on both Government funding directly and also on its broad scale
infrastructure. Major building developments will be undertaken by
private developers in close partnership with council and community
to ensure strategy aims are meet. A percentage of profits from sale
and rental income of redeveloped and new retail and residential
properties will be directed to the next phase of development. Increased
activity in the area increases profits of businesses who can contribute
financially to the strategy. Sale of purified water to residences
and industry funds ongoing maintenance and expansion of the hydraulic
system. Revenue from the sale of permaculture plants and harvests
is reinvested into the next phase of plantings.
Urban Permaculture Enterprise
The Urban Permaculture Enterprise (UPE) is a concept for both a
new approach to our urban public space and the relationship between
local government, the community and commercial activity.
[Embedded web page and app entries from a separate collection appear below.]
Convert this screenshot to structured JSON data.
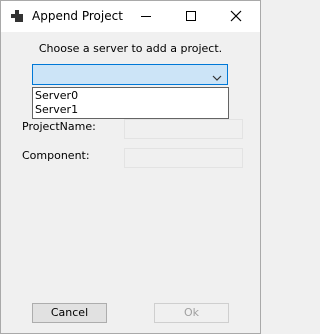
{
  "window": {
    "title": "Append Project"
  },
  "titlebar": {
    "icon": "app-window-icon",
    "controls": [
      "minimize-icon",
      "maximize-icon",
      "close-icon"
    ]
  },
  "form": {
    "prompt": "Choose a server to add a project.",
    "server_combo": {
      "value": "",
      "options": [
        "Server0",
        "Server1"
      ]
    },
    "project_name_label": "ProjectName:",
    "project_name_value": "",
    "component_label": "Component:",
    "component_value": ""
  },
  "buttons": {
    "cancel": "Cancel",
    "ok": "Ok"
  },
  "colors": {
    "combo_bg": "#cce4f7",
    "combo_border": "#0078d7",
    "disabled_text": "#a0a0a0"
  }
}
Currently
council is responsible for providing and maintaining public spaces
such as streets and recreational open space. The restructuring of
council organization and redirection of funds would see the establishment
of an affiliated commercial enterprise with direct council and community
involvement. The enterprise would assume responsibility for the
landscaping of public space as a productive permaculture landscape.
The UPE would develop as a commercial company with its physical
operations based in retrofitted former industrial buildings as part
of the mixed use development adjacent to the rail station. The UPE
and the landscape developed and maintained by it, would evolve into
a dynamic, active, productive, educative and unique public domain
for the local community and which would draw people from surrounding
areas increasing social and economic activity. The UPE would activate
the council and the community focusing energy and skills within
the community into a positive enterprise with multiple benefits;
a sense of ownership and pride in a quality public space and locally
generated resources, skills, revenue, education and employment.
Key Concept Plan: Rail Station Precinct
The key concept plan acts as an example of the localized planning
and design through which the strategy would be realized on the
ground. The Rail Station Precinct would include areas of new residential
development, the public domain network incorporating constructed
wetlands and recreational spaces, redevelopment of the rail station
and adjacent commercial and retail premises. It highlights key existing
buildings that will be retrofitted as part of the Urban Permaculture
Enterprises’ retail and education center.
Connected to the phasing diagram and concept plan are Prototypes,
which outline key specific technologies and processes that are instrumental
in the implementation of the strategy. The prototypes are not intended
to present a conclusive palette of urban design details but rather
illustrate the key functional or technical information that would
guide their further development and importantly support the feasibility
of the strategy.
The key prototypes included in the strategy are:
- Bioremediation: technologies for the removal of soil contaminants
using plants and micro organisms.
- Sewer Mining: a localized system for redirecting and recycling
black water from existing sewers
- Hydraulic System: elements for the purification of storm and
gray water via bioswales and constructed wetlands for reuse
- Street Hierarchy: typical designs for restructuring streets
for improved pedestrian + bicycle circulation, infrastructure
- Permaculture Planting: typical design of permaculture crop
layering, species selection and planting to harvest timeframes
The Urban Infrastructure Strategy aims to challenge conventional
frameworks, assumptions and priorities in urban planning and design,
specifically the function of the urban public domain. The strategy
presents possibilities for the integration of ecology, community
and economy at both the policy and organizational level and in the
physical landscape. The potential is a phased retrofit which evolves
the site into a dynamic sustainable urban system activated by a
multi-functional biophysical, productive and social public domain
infrastructure achieved through innovative policy, organizational,
technical, financial and ecological programmes and processes.